Description of the task.
Please return every line of the material verbatim and skip any images.

Content starts

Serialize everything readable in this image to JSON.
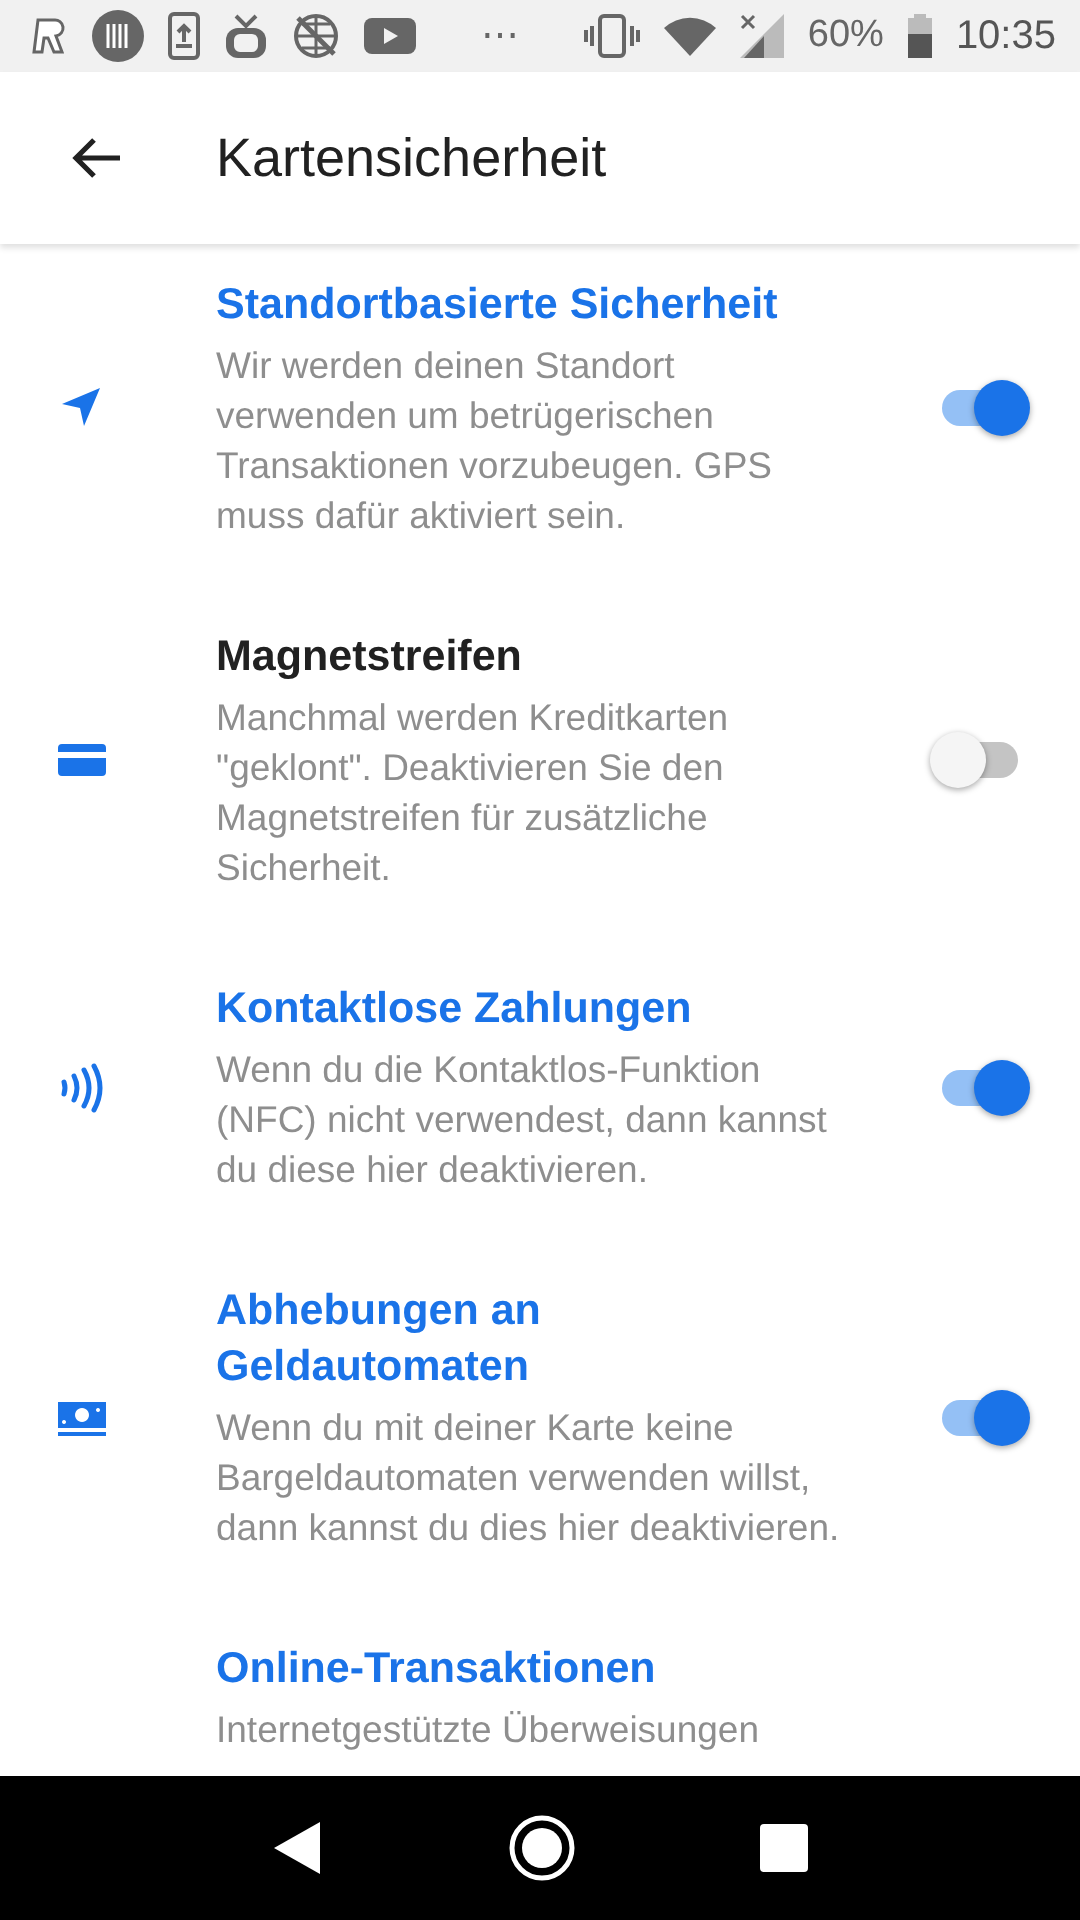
{
  "status_bar": {
    "overflow": "⋯",
    "battery": "60%",
    "time": "10:35"
  },
  "app_bar": {
    "title": "Kartensicherheit"
  },
  "settings": [
    {
      "title": "Standortbasierte Sicherheit",
      "description": "Wir werden deinen Standort verwenden um betrügerischen Transaktionen vorzubeugen. GPS muss dafür aktiviert sein.",
      "on": true
    },
    {
      "title": "Magnetstreifen",
      "description": "Manchmal werden Kreditkarten \"geklont\". Deaktivieren Sie den Magnetstreifen für zusätzliche Sicherheit.",
      "on": false
    },
    {
      "title": "Kontaktlose Zahlungen",
      "description": "Wenn du die Kontaktlos-Funktion (NFC) nicht verwendest, dann kannst du diese hier deaktivieren.",
      "on": true
    },
    {
      "title": "Abhebungen an Geldautomaten",
      "description": "Wenn du mit deiner Karte keine Bargeldautomaten verwenden willst, dann kannst du dies hier deaktivieren.",
      "on": true
    },
    {
      "title": "Online-Transaktionen",
      "description": "Internetgestützte Überweisungen"
    }
  ]
}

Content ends

Task response.
Serialize everything readable in this image to JSON.
{
  "status_bar": {
    "overflow": "⋯",
    "battery": "60%",
    "time": "10:35"
  },
  "app_bar": {
    "title": "Kartensicherheit"
  },
  "settings": [
    {
      "title": "Standortbasierte Sicherheit",
      "description": "Wir werden deinen Standort verwenden um betrügerischen Transaktionen vorzubeugen. GPS muss dafür aktiviert sein.",
      "on": true
    },
    {
      "title": "Magnetstreifen",
      "description": "Manchmal werden Kreditkarten \"geklont\". Deaktivieren Sie den Magnetstreifen für zusätzliche Sicherheit.",
      "on": false
    },
    {
      "title": "Kontaktlose Zahlungen",
      "description": "Wenn du die Kontaktlos-Funktion (NFC) nicht verwendest, dann kannst du diese hier deaktivieren.",
      "on": true
    },
    {
      "title": "Abhebungen an Geldautomaten",
      "description": "Wenn du mit deiner Karte keine Bargeldautomaten verwenden willst, dann kannst du dies hier deaktivieren.",
      "on": true
    },
    {
      "title": "Online-Transaktionen",
      "description": "Internetgestützte Überweisungen"
    }
  ]
}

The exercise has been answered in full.